## Task description
Below are records. Find each line in them that holds the word "filter" and copy it.
-- Exercise material follows --
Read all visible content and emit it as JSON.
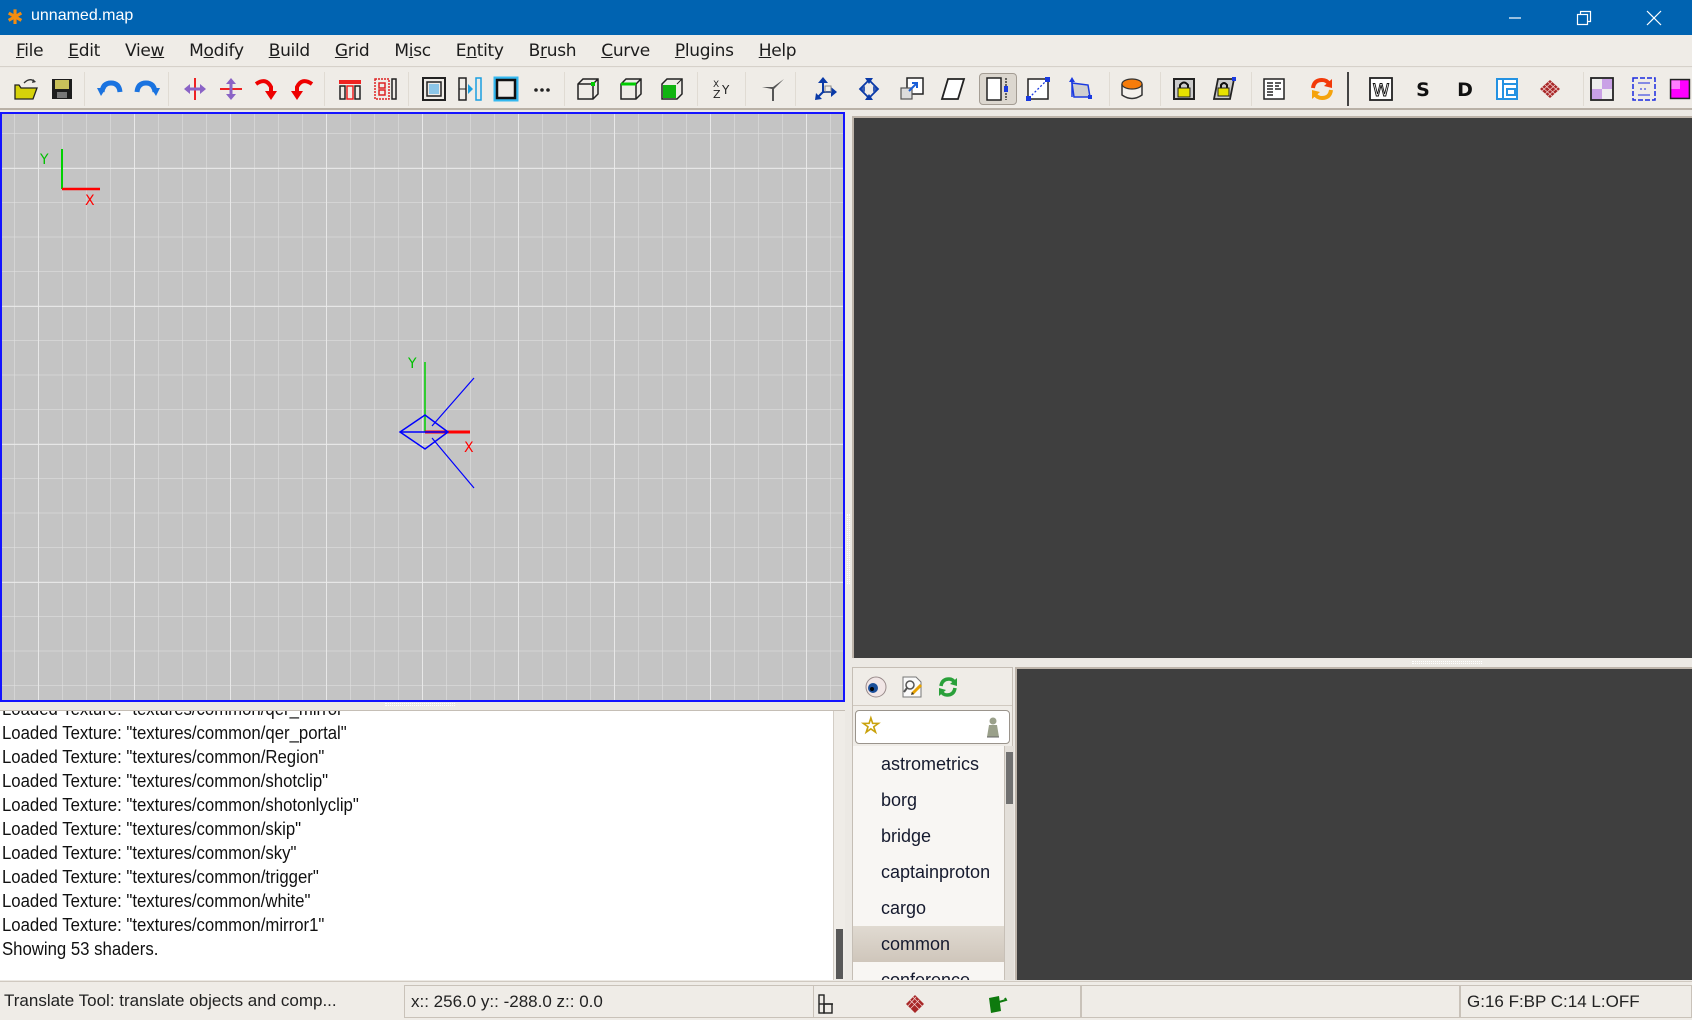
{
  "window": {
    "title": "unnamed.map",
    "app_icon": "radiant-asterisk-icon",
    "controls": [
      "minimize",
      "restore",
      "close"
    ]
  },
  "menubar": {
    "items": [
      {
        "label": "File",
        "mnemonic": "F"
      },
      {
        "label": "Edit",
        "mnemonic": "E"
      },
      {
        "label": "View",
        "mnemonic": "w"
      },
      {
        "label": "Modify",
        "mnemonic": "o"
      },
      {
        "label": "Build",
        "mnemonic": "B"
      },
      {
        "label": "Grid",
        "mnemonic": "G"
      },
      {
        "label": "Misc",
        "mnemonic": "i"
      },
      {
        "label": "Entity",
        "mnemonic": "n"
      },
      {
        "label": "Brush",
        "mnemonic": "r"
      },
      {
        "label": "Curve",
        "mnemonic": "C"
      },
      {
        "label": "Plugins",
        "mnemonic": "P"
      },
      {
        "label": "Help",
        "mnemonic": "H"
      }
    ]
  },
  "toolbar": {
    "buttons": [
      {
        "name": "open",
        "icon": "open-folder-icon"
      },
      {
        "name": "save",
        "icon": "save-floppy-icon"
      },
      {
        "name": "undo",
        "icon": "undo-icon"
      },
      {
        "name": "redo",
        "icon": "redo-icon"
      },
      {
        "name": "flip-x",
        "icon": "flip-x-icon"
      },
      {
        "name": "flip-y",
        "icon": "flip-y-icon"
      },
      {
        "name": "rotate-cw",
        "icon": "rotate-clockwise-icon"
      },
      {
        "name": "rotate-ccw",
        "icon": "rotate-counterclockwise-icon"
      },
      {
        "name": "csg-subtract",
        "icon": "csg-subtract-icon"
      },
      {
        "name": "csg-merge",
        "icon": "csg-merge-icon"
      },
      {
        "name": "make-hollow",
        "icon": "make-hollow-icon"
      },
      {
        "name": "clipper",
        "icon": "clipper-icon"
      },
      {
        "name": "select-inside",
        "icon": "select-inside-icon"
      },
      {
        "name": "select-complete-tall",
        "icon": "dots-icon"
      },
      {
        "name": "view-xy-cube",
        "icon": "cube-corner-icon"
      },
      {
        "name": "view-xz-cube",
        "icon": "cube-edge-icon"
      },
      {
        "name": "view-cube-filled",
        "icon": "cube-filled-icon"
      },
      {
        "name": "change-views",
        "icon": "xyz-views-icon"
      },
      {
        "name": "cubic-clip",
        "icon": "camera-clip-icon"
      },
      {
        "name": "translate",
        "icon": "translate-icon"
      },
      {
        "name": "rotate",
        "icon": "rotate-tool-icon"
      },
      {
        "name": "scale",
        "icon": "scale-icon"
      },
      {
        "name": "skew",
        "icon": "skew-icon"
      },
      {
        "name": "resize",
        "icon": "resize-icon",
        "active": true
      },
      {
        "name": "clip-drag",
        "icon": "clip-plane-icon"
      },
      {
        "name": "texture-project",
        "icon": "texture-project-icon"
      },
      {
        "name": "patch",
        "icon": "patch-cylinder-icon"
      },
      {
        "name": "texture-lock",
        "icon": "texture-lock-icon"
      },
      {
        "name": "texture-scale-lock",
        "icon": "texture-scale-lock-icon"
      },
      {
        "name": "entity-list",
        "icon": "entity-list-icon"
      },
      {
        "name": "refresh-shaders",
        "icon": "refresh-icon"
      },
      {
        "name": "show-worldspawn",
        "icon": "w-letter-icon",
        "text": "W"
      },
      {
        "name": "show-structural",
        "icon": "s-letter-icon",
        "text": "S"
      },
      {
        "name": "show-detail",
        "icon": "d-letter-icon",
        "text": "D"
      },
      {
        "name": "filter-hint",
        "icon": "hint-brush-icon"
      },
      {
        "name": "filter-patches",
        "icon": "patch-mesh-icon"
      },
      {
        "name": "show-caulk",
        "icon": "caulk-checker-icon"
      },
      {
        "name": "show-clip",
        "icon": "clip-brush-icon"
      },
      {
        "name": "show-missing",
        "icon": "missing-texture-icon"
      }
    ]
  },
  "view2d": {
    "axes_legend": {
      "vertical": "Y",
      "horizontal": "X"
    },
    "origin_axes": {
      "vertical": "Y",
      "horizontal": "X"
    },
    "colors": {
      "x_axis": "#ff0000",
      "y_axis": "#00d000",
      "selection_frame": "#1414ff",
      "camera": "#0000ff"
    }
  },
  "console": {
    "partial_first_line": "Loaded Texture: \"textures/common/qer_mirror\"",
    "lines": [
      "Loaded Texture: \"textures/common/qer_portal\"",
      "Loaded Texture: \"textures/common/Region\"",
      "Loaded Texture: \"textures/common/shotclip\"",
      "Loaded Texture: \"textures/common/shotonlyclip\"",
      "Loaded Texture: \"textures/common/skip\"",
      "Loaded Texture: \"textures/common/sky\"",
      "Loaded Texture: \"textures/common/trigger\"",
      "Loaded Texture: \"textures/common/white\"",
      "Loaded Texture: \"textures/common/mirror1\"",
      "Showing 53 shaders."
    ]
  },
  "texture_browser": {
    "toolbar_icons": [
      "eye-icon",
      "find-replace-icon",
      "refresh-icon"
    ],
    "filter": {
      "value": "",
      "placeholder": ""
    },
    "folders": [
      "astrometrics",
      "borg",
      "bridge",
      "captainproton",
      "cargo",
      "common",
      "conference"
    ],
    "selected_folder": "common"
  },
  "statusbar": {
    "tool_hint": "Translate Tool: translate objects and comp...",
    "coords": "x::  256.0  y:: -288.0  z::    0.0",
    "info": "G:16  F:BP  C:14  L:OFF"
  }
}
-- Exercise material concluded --
## Output
        "name": "filter-hint",
        "name": "filter-patches",
    "filter": {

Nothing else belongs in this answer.